Kyle Smith '11: Fair Bar Exam Cuts, Divorce and Embryos
Professor Alex Johnson is a busy man and — much to my delight — has made my summer extraordinarily busy and interesting. He has engaged me in a multitude of tasks on many of his projects, including finalizing an article discussing "knots in the pipeline" of African-American lawyers and providing initial research to be used for an article on disputes over frozen embryos arising upon divorce.
Professor Johnson has continued his extensive work on critical race theory by writing an article evaluating what causes African-Americans to be underrepresented in the legal profession and possible solutions for increasing their representation. For his latest article, Professor Johnson tasked me with researching the historical and current debate over the efficacy of state-administered bar examinations, which are used in lieu of a uniform national bar exam. Upon reviewing my research, Professor Johnson has asserted that although the Constitution protects states' rights to regulate entry to their bar examinations, state bars would be better served in the laudable goal of increasing diversity amongst their members by using a uniform cut score for the existing multistate bar examination. The current bar examination structure restricts the flow of African-Americans into the legal profession because African-Americans take the bar exam in states with more difficult passing cut scores. Differing cut scores are supported by little or no empirical evidence and thus prove to be a needless source of constriction into the legal profession that disproportionately restricts minorities' entry to the legal profession.

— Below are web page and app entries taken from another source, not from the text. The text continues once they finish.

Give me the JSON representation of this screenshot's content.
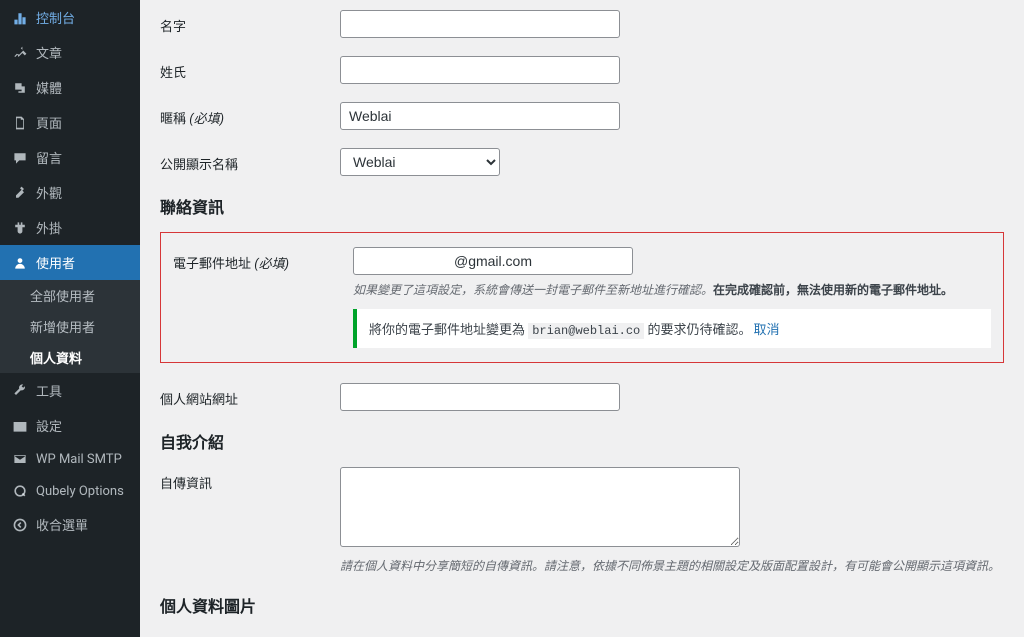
{
  "sidebar": {
    "items": [
      {
        "icon": "dashboard",
        "label": "控制台"
      },
      {
        "icon": "pin",
        "label": "文章"
      },
      {
        "icon": "media",
        "label": "媒體"
      },
      {
        "icon": "page",
        "label": "頁面"
      },
      {
        "icon": "comment",
        "label": "留言"
      },
      {
        "icon": "appearance",
        "label": "外觀"
      },
      {
        "icon": "plugin",
        "label": "外掛"
      },
      {
        "icon": "user",
        "label": "使用者",
        "active": true
      },
      {
        "icon": "tool",
        "label": "工具"
      },
      {
        "icon": "settings",
        "label": "設定"
      },
      {
        "icon": "mail",
        "label": "WP Mail SMTP"
      },
      {
        "icon": "qubely",
        "label": "Qubely Options"
      },
      {
        "icon": "collapse",
        "label": "收合選單"
      }
    ],
    "submenu": [
      {
        "label": "全部使用者"
      },
      {
        "label": "新增使用者"
      },
      {
        "label": "個人資料",
        "active": true
      }
    ]
  },
  "form": {
    "first_name": {
      "label": "名字",
      "value": ""
    },
    "last_name": {
      "label": "姓氏",
      "value": ""
    },
    "nickname": {
      "label": "暱稱",
      "req": "(必填)",
      "value": "Weblai"
    },
    "display_name": {
      "label": "公開顯示名稱",
      "value": "Weblai"
    },
    "section_contact": "聯絡資訊",
    "email": {
      "label": "電子郵件地址",
      "req": "(必填)",
      "value": "@gmail.com",
      "desc_prefix": "如果變更了這項設定，系統會傳送一封電子郵件至新地址進行確認。",
      "desc_bold": "在完成確認前，無法使用新的電子郵件地址。",
      "notice_prefix": "將你的電子郵件地址變更為 ",
      "notice_code": "brian@weblai.co",
      "notice_suffix": " 的要求仍待確認。",
      "notice_cancel": "取消"
    },
    "website": {
      "label": "個人網站網址",
      "value": ""
    },
    "section_about": "自我介紹",
    "bio": {
      "label": "自傳資訊",
      "value": "",
      "desc": "請在個人資料中分享簡短的自傳資訊。請注意，依據不同佈景主題的相關設定及版面配置設計，有可能會公開顯示這項資訊。"
    },
    "section_picture": "個人資料圖片"
  }
}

Additionally, Professor Johnson has continued his work in the field of property law by preparing for an article on frozen embryo disputes arising out of divorce. These disputes typically happen when married couples undergo in vitro fertilization (IVF) and for cost or health reasons cryogenically preserve for future use any embryos not implanted at the time IVF is undertaken. Upon divorce, disputes arise when one party desires against the wish of the other to mandate that the frozen embryos be implanted, donated, indefinitely preserved, or disposed. I provided Professor Johnson with extensive background research on the topic, including both a full literature survey and review of case law addressing the subject, as he has undertaken an article on the topic discussing a contractual approach to resolving such disputes against the backdrop of public policy concerns arising out of such a solution.